**STUDY MATERIAL**:
-=-=-

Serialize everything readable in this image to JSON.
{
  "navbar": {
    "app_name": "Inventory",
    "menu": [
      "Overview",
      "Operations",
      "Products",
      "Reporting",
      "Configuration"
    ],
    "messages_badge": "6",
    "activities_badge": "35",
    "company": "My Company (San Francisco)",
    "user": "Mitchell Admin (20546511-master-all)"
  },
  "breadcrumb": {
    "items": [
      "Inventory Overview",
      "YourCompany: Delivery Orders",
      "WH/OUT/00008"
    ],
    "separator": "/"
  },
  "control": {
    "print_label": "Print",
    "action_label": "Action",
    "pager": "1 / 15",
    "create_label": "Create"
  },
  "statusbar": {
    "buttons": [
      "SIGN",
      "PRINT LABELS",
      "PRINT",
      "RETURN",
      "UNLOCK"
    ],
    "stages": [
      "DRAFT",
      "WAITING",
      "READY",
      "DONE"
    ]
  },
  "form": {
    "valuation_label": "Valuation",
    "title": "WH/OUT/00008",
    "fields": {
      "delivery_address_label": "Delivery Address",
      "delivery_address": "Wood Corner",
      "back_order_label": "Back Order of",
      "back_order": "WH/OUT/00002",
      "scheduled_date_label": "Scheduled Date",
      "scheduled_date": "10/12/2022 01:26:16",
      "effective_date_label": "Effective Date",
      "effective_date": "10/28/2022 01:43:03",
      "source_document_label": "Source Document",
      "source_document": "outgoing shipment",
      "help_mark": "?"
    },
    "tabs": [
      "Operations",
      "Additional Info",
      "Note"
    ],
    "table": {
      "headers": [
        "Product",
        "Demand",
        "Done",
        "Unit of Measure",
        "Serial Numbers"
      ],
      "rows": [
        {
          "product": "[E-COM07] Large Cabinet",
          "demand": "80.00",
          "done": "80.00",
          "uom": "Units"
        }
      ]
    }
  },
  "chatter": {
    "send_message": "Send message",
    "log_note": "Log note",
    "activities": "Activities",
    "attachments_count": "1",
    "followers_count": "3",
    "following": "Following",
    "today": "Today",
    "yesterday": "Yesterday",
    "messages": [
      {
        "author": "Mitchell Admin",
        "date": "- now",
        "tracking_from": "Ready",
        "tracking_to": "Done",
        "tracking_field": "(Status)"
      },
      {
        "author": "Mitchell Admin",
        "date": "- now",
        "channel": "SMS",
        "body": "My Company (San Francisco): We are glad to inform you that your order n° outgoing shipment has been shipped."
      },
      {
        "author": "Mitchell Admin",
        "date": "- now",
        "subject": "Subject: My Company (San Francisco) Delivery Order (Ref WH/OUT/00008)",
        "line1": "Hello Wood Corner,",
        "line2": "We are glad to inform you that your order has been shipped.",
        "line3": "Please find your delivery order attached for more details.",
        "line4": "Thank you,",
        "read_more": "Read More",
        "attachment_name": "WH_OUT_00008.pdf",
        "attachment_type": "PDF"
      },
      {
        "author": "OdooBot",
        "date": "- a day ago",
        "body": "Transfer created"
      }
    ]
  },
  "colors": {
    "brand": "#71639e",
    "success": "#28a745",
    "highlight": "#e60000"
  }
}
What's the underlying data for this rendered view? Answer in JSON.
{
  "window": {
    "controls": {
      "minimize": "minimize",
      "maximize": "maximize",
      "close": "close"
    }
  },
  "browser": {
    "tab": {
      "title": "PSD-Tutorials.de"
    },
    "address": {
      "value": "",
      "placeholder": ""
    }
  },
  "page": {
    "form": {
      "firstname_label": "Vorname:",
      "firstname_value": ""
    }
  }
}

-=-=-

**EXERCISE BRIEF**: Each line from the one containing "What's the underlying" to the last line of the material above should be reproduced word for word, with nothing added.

**WRITTEN RESPONSE**:
What's the underlying data for this rendered view? Answer in JSON.
{
  "window": {
    "controls": {
      "minimize": "minimize",
      "maximize": "maximize",
      "close": "close"
    }
  },
  "browser": {
    "tab": {
      "title": "PSD-Tutorials.de"
    },
    "address": {
      "value": "",
      "placeholder": ""
    }
  },
  "page": {
    "form": {
      "firstname_label": "Vorname:",
      "firstname_value": ""
    }
  }
}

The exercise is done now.